ASPIRE Community Hub
Lead University: University of New South Wales
Lead Researcher: Ann Jardine
Research Team: Ann Jardine,Jennifer Eaton and Rosie Westlands
Year Funded: 2014
Funding Received: $343,000
This project sought to form new partnerships with local schools as part of the UNSW ASPIRE program, supporting low socioeconomic status (SES) students to access higher education.
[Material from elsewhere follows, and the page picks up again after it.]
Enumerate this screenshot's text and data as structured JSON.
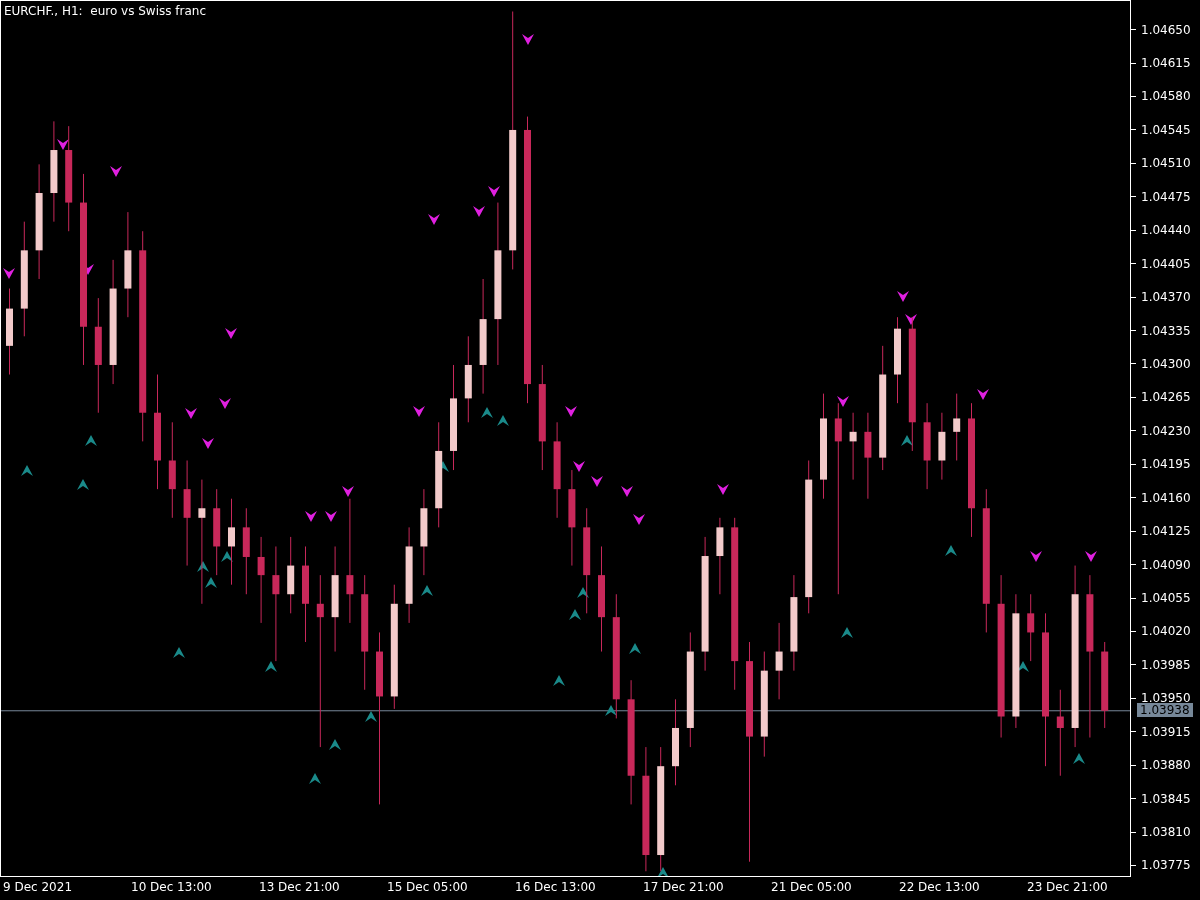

Two community hubs were established as the focal points for a range of academic support and enrichment activities, acting as an anchor institution between multiple education stakeholders and incorporating the resources that were currently available.
- The project had three objectives:
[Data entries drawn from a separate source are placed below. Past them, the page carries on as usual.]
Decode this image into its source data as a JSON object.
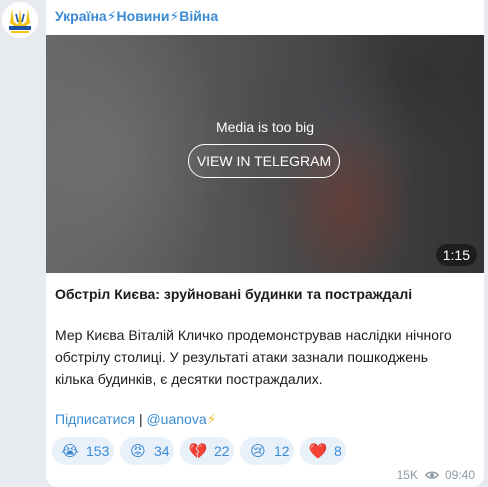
{
  "channel": {
    "name": "Україна⚡Новини⚡Війна",
    "avatar_icon": "ukraine-trident-logo-icon"
  },
  "media": {
    "notice": "Media is too big",
    "button_label": "VIEW IN TELEGRAM",
    "duration": "1:15"
  },
  "post": {
    "title": "Обстріл Києва: зруйновані будинки та постраждалі",
    "body_lines": [
      "Мер Києва Віталій Кличко продемонстрував наслідки нічного",
      "обстрілу столиці. У результаті атаки зазнали пошкоджень",
      "кілька будинків, є десятки постраждалих."
    ],
    "subscribe_label": "Підписатися",
    "separator": "|",
    "handle": "@uanova",
    "handle_icon": "⚡"
  },
  "reactions": [
    {
      "emoji": "😭",
      "icon": "crying-face-icon",
      "count": "153"
    },
    {
      "emoji": "😡",
      "icon": "angry-face-icon",
      "count": "34"
    },
    {
      "emoji": "💔",
      "icon": "broken-heart-icon",
      "count": "22"
    },
    {
      "emoji": "😢",
      "icon": "sad-face-icon",
      "count": "12"
    },
    {
      "emoji": "❤️",
      "icon": "red-heart-icon",
      "count": "8"
    }
  ],
  "meta": {
    "views": "15K",
    "views_icon": "eye-icon",
    "time": "09:40"
  },
  "colors": {
    "accent": "#3a8bd4",
    "background": "#e7ebf0",
    "reaction_bg": "#e8f1fa"
  }
}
- Examine the potential of a university-led community-based model for widening university participation in an Australian context
- Examine the effectiveness of the provision of academic support and enrichment of students from low SES neighbourhoods using this model
- Examine a model that builds on the concept of value added academic and personal development experiences.
- The project sought to form new partnerships with local schools as part of the ASPIRE program, supporting students to access the University of New South Wales (UNSW).
- Two community hubs were established as the focal points for a range of activities that supported the goals of the ASPIRE program. These activities included:
- vacation care workshops
- subject specific support
- homework support
- information sessions on the university application process
- engagement with parent nights
- facilitated visits by parents and students to the University
- information nights for parents
- academic enrichment activity at Centennial Parklands for primary schools.
- The project successfully met its three objectives:
- The project demonstrated the potential for deeper community engagement through a range of activities, reflected by positive feedback from the community, demonstrating the ability to increase awareness of university as a career path. Programs have been positively accepted by community stakeholders as effectively filling gaps in current higher education initiatives across the two community hubs.
- The community hub was shown to be an effective model, acting as an anchor institution between multiple education stakeholders and accessing what is currently available. Greater knowledge of what exists within the community leads to bespoke academic support programs which assist schools in demonstrating that academic requirements are within reach of the target student base and also giving context to the curriculum and demonstrating a pathway from school to degree to career.
- Homework clubs were already in place within the schools and community centres and, as a result, there was no need for duplication. However, a significant ongoing need was identified through stakeholder engagement to build on academic engagement in both after-school and in-school programs, shifting focus to building academic skills such as problem solving, public presentation, confidence and time management.
- Other positive findings from the project included:
- A large number of students and families became familiar with the project officers, facilitating informal conversations.
- Going beyond the scope of traditional access support activities enabled greater flexibility and creativeness in the approaches that were taken to support students’ aspirations.
- A challenge across the hubs was the time and commitment for relationship building with stakeholders. There were also challenges stemming from existing barriers in communication and collaboration between some of the schools.
Summary prepared by the NCSEHE.